7 June 2012
Councils have far too many PDFs on their websites. It’s time to scale them back, make those that remain easier to use, and to plan for a future where PDFs are entirely unnecessary.
PDFs cause serious usability problems for many users. If your website contains large numbers of PDFs it’s really got two very different kinds of “pages” – HTML web pages and PDFs. Each of these works very differently. As with all usability problems, the pain is felt particularly acutely by less experienced users – the very people that councils should be making an extra effort to help use the internet confidently and effectively.
There is no consistent way that PDFs are handled by a web browser – it just depends on how the browser and the user’s computer is configured. When a user clicks a link for a PDF on a desktop browser, one of several things might happen:
The user might also unexpectedly get a focus-stealing software update message from a viewer app like Adobe Reader – something which will also annoy and confuse some users.

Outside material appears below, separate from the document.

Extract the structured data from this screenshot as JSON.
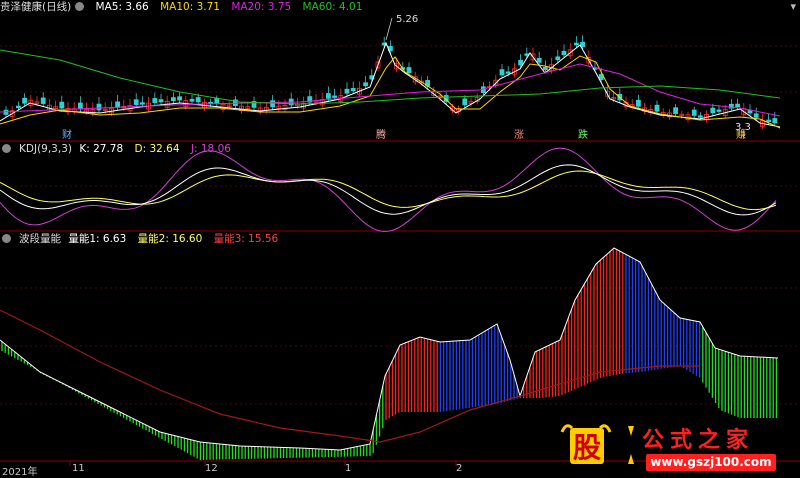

In most cases the back button won’t work (i.e. pressing Back in the browser, if you can find it, won’t get you back to where you were). Many inexperienced users find it difficult to navigate between tabs, windows and applications. PDFs make it impossible to guarantee that all the action stays within the user’s current browser tab. Break the back button and you take away many users’ primary navigation tool.
PDFs also cause problems with search engines. Depending on how you’re serving your PDFs, they might not be indexed in search engines at all. (One council I checked only had five PDFs indexed by Google. The real number on the site is far higher.)
Even if your PDFs are indexed by search engines, this often causes other problems. Someone clicking through to that PDF from a search engine results page is taken straight to the PDF (downloaded, opened in a new tab/application, or whatever). They’re not visiting your website. They don’t see your branding or navigation. They don’t see the context in which the PDF is linked within its parent web page. And very often PDFs remain on your website, still indexed by search engines, long after their parent pages have disappeared. You’re serving up out-of-date, context-free information that’s very likely to be misleading.
PDF handling on smartphones and other mobile devices is also haphazard. Assuming the user can view the file at all, it could be very difficult to read and navigate on a small screen.
PDFs can also cause problems for more experienced users when they’re implemented badly, which they often are. Typical issues are:
PDFs should only be used when they’re the most appropriate document type. Often it’s just a lazy way to get something online that’s been written in a word processor.
Councils should publish and enforce internal standards for PDF use, making it clear when PDFs are appropriate and when they’re not. And when PDFs are used, they need to pass quality standards.
All other PDFs should be converted to standard HTML web pages and the PDFs deleted from your servers. Make sure that your website should uses a print stylesheet so that pages print cleanly at sensible size and without extraneous headers, footers and sidebars.
Over time, your criteria for acceptable PDF documents should get shorter and the number of PDFs on your servers should get fewer.
Adrian Short works to get people the information they need, when they need it, in a way that they can understand.